In the data below, give the number of lines that contain the word "this". Nothing else is needed.

* **TASK MATERIAL**:
————

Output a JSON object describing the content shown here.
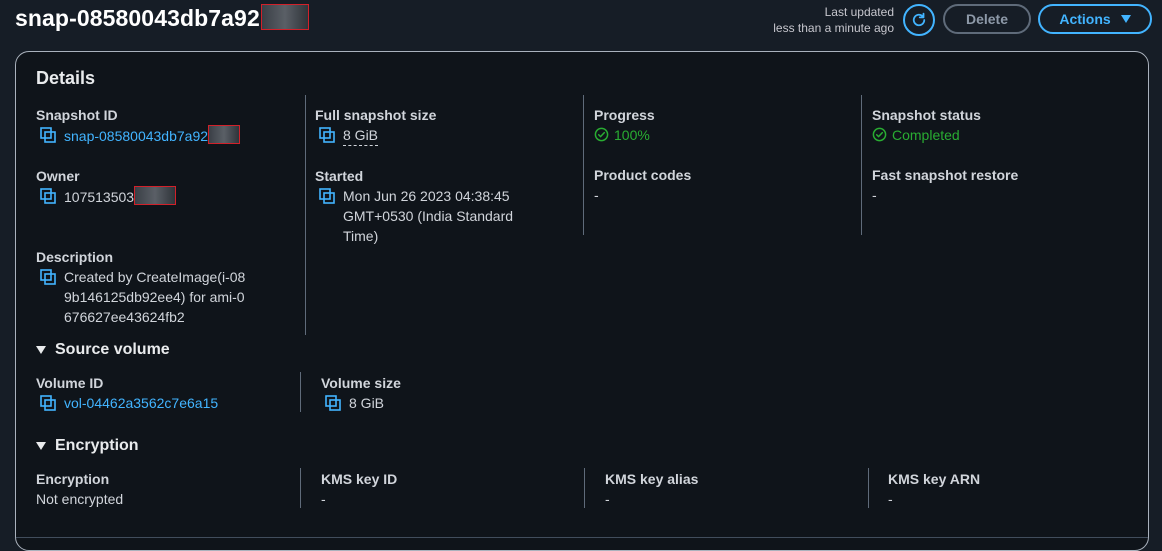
{
  "header": {
    "title": "snap-08580043db7a92",
    "last_updated_label": "Last updated",
    "last_updated_value": "less than a minute ago",
    "delete_label": "Delete",
    "actions_label": "Actions"
  },
  "details": {
    "title": "Details",
    "snapshot_id_label": "Snapshot ID",
    "snapshot_id_value": "snap-08580043db7a92",
    "owner_label": "Owner",
    "owner_value": "107513503",
    "description_label": "Description",
    "description_value": "Created by CreateImage(i-089b146125db92ee4) for ami-0676627ee43624fb2",
    "full_size_label": "Full snapshot size",
    "full_size_value": "8 GiB",
    "started_label": "Started",
    "started_value": "Mon Jun 26 2023 04:38:45 GMT+0530 (India Standard Time)",
    "progress_label": "Progress",
    "progress_value": "100%",
    "product_codes_label": "Product codes",
    "product_codes_value": "-",
    "status_label": "Snapshot status",
    "status_value": "Completed",
    "fast_restore_label": "Fast snapshot restore",
    "fast_restore_value": "-"
  },
  "source_volume": {
    "title": "Source volume",
    "volume_id_label": "Volume ID",
    "volume_id_value": "vol-04462a3562c7e6a15",
    "volume_size_label": "Volume size",
    "volume_size_value": "8 GiB"
  },
  "encryption": {
    "title": "Encryption",
    "encryption_label": "Encryption",
    "encryption_value": "Not encrypted",
    "kms_id_label": "KMS key ID",
    "kms_id_value": "-",
    "kms_alias_label": "KMS key alias",
    "kms_alias_value": "-",
    "kms_arn_label": "KMS key ARN",
    "kms_arn_value": "-"
  },
  "icons": {
    "refresh": "refresh-icon",
    "copy": "copy-icon",
    "status": "check-circle-icon",
    "expand": "caret-down-icon"
  },
  "colors": {
    "accent": "#42b4ff",
    "success": "#29ad32",
    "background": "#0f141a"
  }
}
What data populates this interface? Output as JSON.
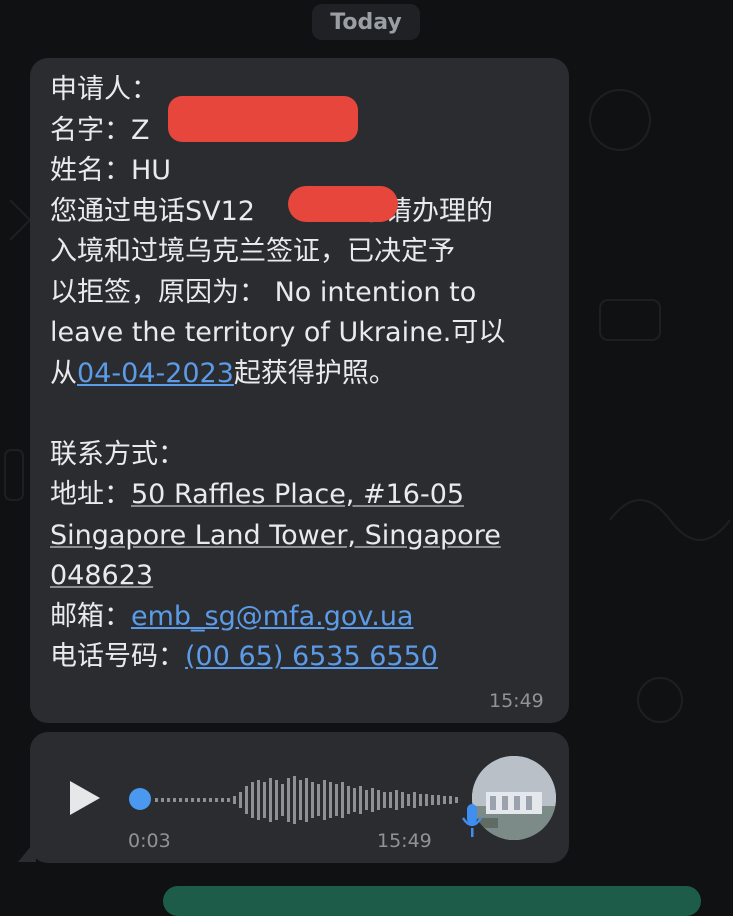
{
  "date_separator": "Today",
  "message": {
    "l1": "申请人：",
    "l2_label": "名字：",
    "l2_value": "Z",
    "l3_label": "姓名：",
    "l3_value": "HU",
    "l4_a": "您通过电话",
    "l4_b": "SV12",
    "l4_c": "申请办理的",
    "l5": "入境和过境乌克兰签证，已决定予",
    "l6": "以拒签，原因为： No intention to",
    "l7": "leave the territory of Ukraine.可以",
    "l8_a": "从",
    "date_link": "04-04-2023",
    "l8_b": "起获得护照。",
    "contact_title": "联系方式：",
    "address_label": "地址：",
    "address_1": "50 Raffles Place, #16-05",
    "address_2": "Singapore Land Tower, Singapore",
    "address_3": "048623",
    "email_label": "邮箱：",
    "email": "emb_sg@mfa.gov.ua",
    "phone_label": "电话号码：",
    "phone": "(00 65) 6535 6550",
    "time": "15:49"
  },
  "voice_message": {
    "duration": "0:03",
    "time": "15:49",
    "progress": 0
  },
  "colors": {
    "background": "#0f1113",
    "bubble": "#2b2c2f",
    "text": "#e9eaec",
    "link": "#5b9be8",
    "redaction": "#e6463b"
  }
}
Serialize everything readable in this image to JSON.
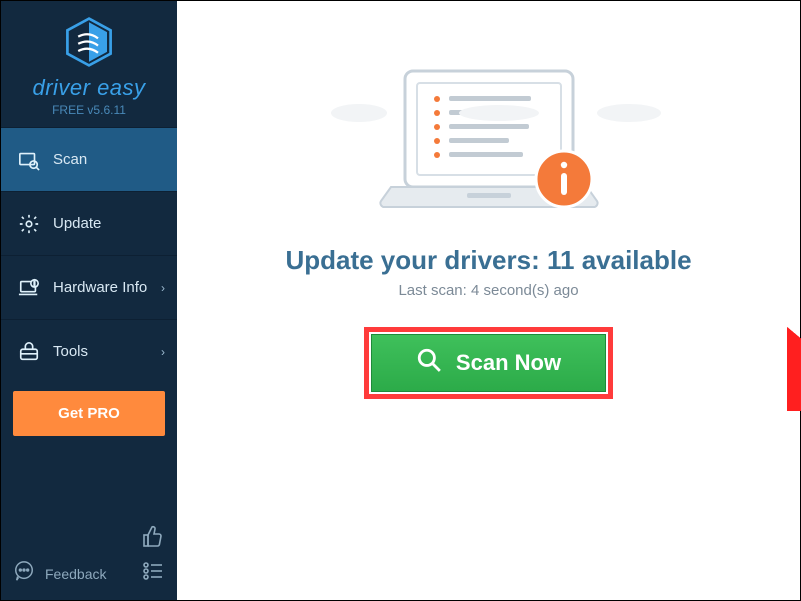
{
  "brand": {
    "name": "driver easy",
    "version": "FREE v5.6.11"
  },
  "sidebar": {
    "items": [
      {
        "label": "Scan"
      },
      {
        "label": "Update"
      },
      {
        "label": "Hardware Info"
      },
      {
        "label": "Tools"
      }
    ],
    "get_pro": "Get PRO",
    "feedback": "Feedback"
  },
  "main": {
    "headline_prefix": "Update your drivers: ",
    "available_count": "11",
    "headline_suffix": " available",
    "last_scan": "Last scan: 4 second(s) ago",
    "scan_button": "Scan Now"
  }
}
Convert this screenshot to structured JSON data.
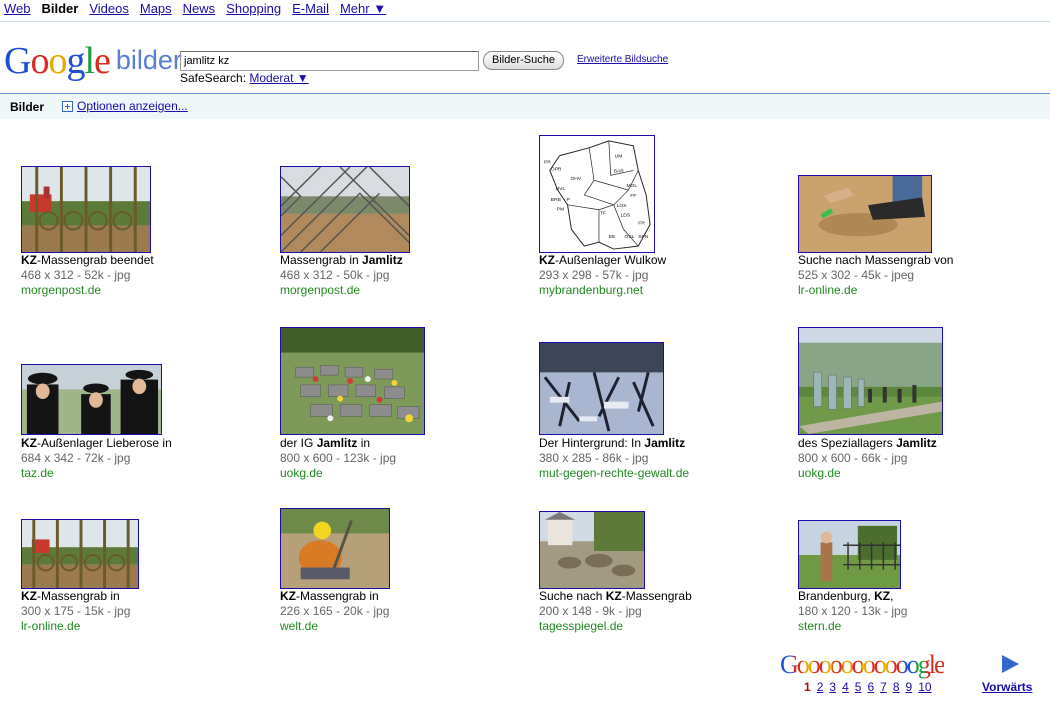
{
  "topnav": {
    "web": "Web",
    "bilder": "Bilder",
    "videos": "Videos",
    "maps": "Maps",
    "news": "News",
    "shopping": "Shopping",
    "email": "E-Mail",
    "mehr": "Mehr ▼"
  },
  "header": {
    "logo_G": "G",
    "logo_o1": "o",
    "logo_o2": "o",
    "logo_g": "g",
    "logo_l": "l",
    "logo_e": "e",
    "logo_sub": "bilder",
    "query": "jamlitz kz",
    "search_button": "Bilder-Suche",
    "advanced_link": "Erweiterte Bildsuche",
    "safesearch_label": "SafeSearch:",
    "safesearch_value": "Moderat ▼"
  },
  "bar": {
    "label": "Bilder",
    "options": "Optionen anzeigen..."
  },
  "results": [
    {
      "pre": "",
      "bold": "KZ",
      "post": "-Massengrab beendet",
      "meta": "468 x 312 - 52k - jpg",
      "source": "morgenpost.de"
    },
    {
      "pre": "Massengrab in ",
      "bold": "Jamlitz",
      "post": "",
      "meta": "468 x 312 - 50k - jpg",
      "source": "morgenpost.de"
    },
    {
      "pre": "",
      "bold": "KZ",
      "post": "-Außenlager Wulkow",
      "meta": "293 x 298 - 57k - jpg",
      "source": "mybrandenburg.net"
    },
    {
      "pre": "Suche nach Massengrab von",
      "bold": "",
      "post": "",
      "meta": "525 x 302 - 45k - jpeg",
      "source": "lr-online.de"
    },
    {
      "pre": "",
      "bold": "KZ",
      "post": "-Außenlager Lieberose in",
      "meta": "684 x 342 - 72k - jpg",
      "source": "taz.de"
    },
    {
      "pre": "der IG ",
      "bold": "Jamlitz",
      "post": " in",
      "meta": "800 x 600 - 123k - jpg",
      "source": "uokg.de"
    },
    {
      "pre": "Der Hintergrund: In ",
      "bold": "Jamlitz",
      "post": "",
      "meta": "380 x 285 - 86k - jpg",
      "source": "mut-gegen-rechte-gewalt.de"
    },
    {
      "pre": "des Speziallagers ",
      "bold": "Jamlitz",
      "post": "",
      "meta": "800 x 600 - 66k - jpg",
      "source": "uokg.de"
    },
    {
      "pre": "",
      "bold": "KZ",
      "post": "-Massengrab in",
      "meta": "300 x 175 - 15k - jpg",
      "source": "lr-online.de"
    },
    {
      "pre": "",
      "bold": "KZ",
      "post": "-Massengrab in",
      "meta": "226 x 165 - 20k - jpg",
      "source": "welt.de"
    },
    {
      "pre": "Suche nach ",
      "bold": "KZ",
      "post": "-Massengrab",
      "meta": "200 x 148 - 9k - jpg",
      "source": "tagesspiegel.de"
    },
    {
      "pre": "Brandenburg, ",
      "bold": "KZ",
      "post": ",",
      "meta": "180 x 120 - 13k - jpg",
      "source": "stern.de"
    }
  ],
  "map_labels": [
    "PR",
    "UM",
    "OPR",
    "BAR",
    "OHV",
    "MOL",
    "HVL",
    "FF",
    "BRB",
    "P",
    "LOS",
    "PM",
    "TF",
    "LDS",
    "FR",
    "EE",
    "OSL",
    "SPN"
  ],
  "pager": {
    "brand": "Gooooooooooogle",
    "current": "1",
    "pages": [
      "2",
      "3",
      "4",
      "5",
      "6",
      "7",
      "8",
      "9",
      "10"
    ],
    "next": "Vorwärts"
  },
  "colors": {
    "link": "#1a0dab",
    "source": "#228822",
    "meta": "#666666",
    "bar_bg": "#f0f7f9",
    "bar_border": "#6b90da"
  }
}
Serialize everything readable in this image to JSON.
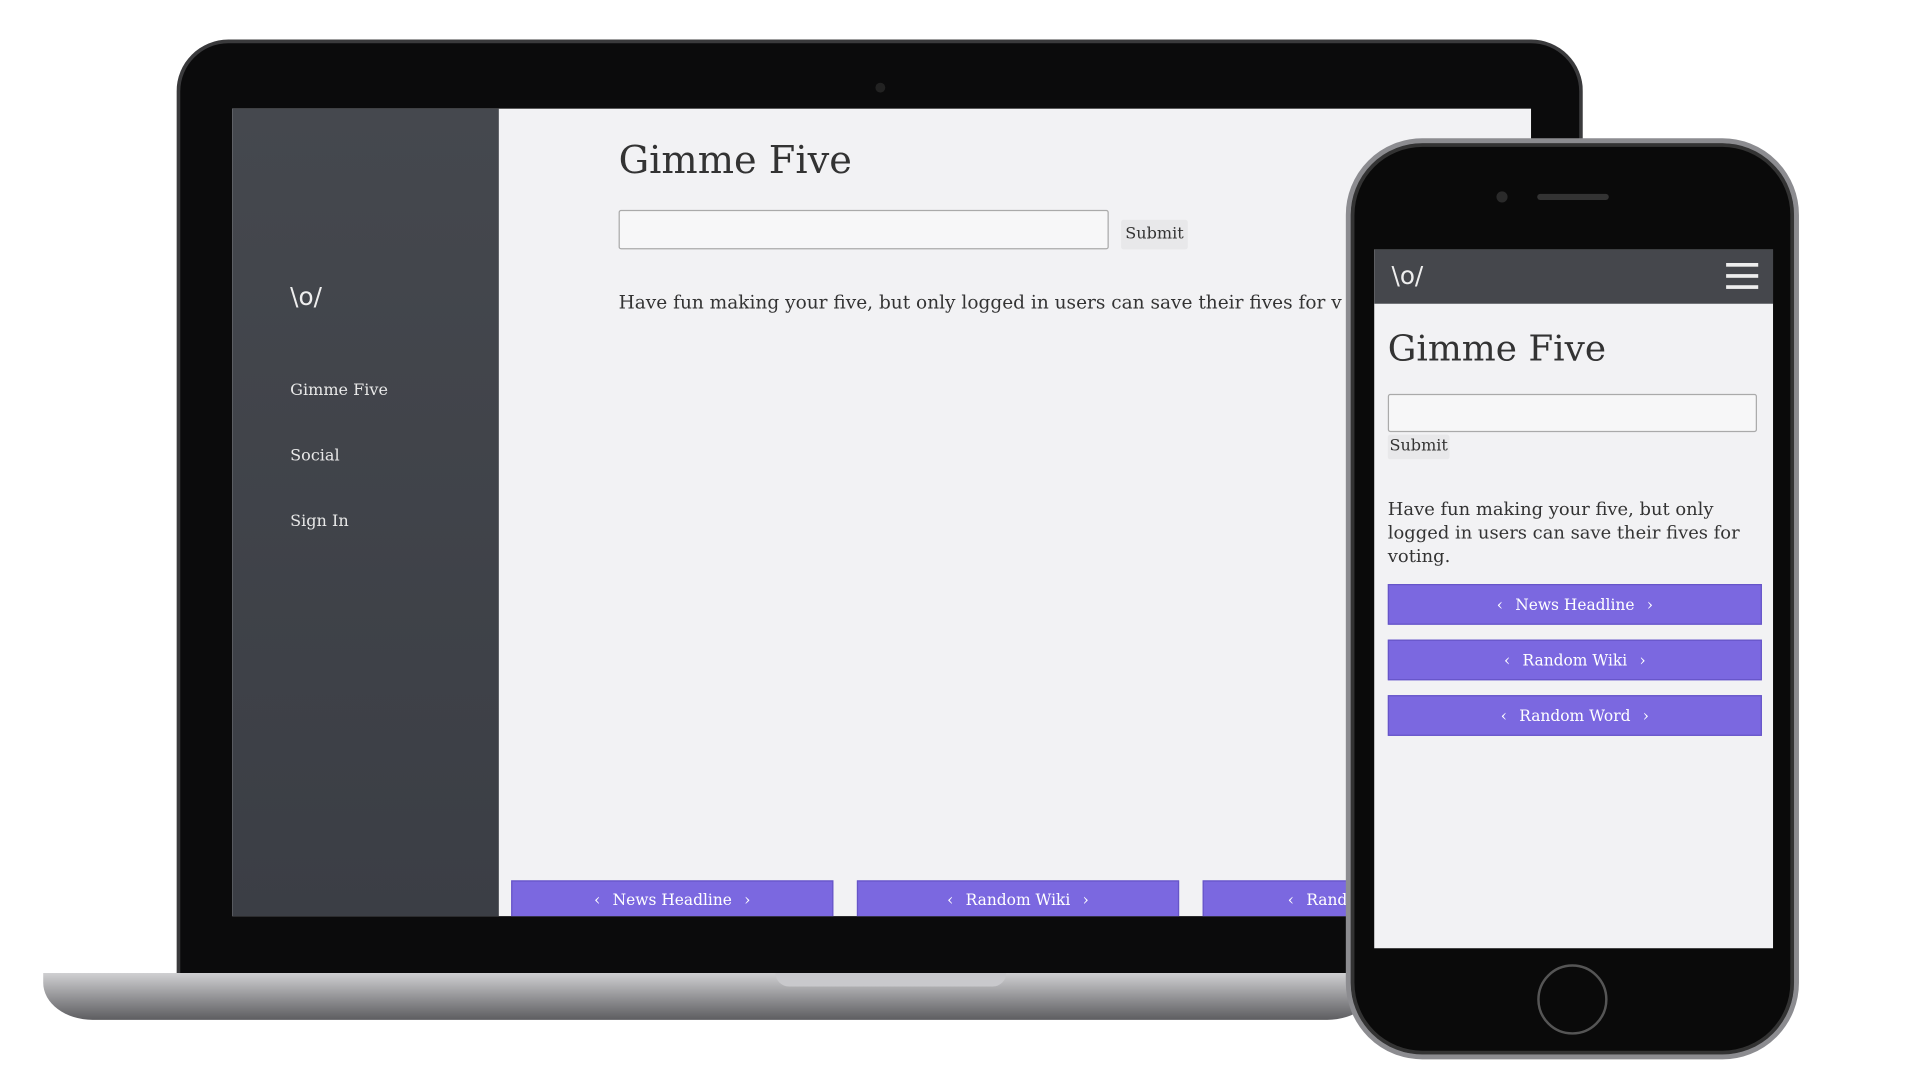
{
  "app": {
    "logo": "\\o/",
    "title": "Gimme Five"
  },
  "sidebar": {
    "items": [
      {
        "label": "Gimme Five"
      },
      {
        "label": "Social"
      },
      {
        "label": "Sign In"
      }
    ]
  },
  "form": {
    "input_value": "",
    "submit_label": "Submit"
  },
  "intro": "Have fun making your five, but only logged in users can save their fives for voting.",
  "laptop_intro_visible": "Have fun making your five, but only logged in users can save their fives for v",
  "buttons": [
    {
      "label": "News Headline"
    },
    {
      "label": "Random Wiki"
    },
    {
      "label": "Random Word"
    }
  ],
  "laptop_third_button_visible": "Rand",
  "icons": {
    "prev": "‹",
    "next": "›",
    "menu": "hamburger-icon"
  },
  "colors": {
    "accent": "#7b68e0",
    "sidebar": "#3d4047",
    "background": "#f2f2f4"
  }
}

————

* **OUTPUT BELOW**: 4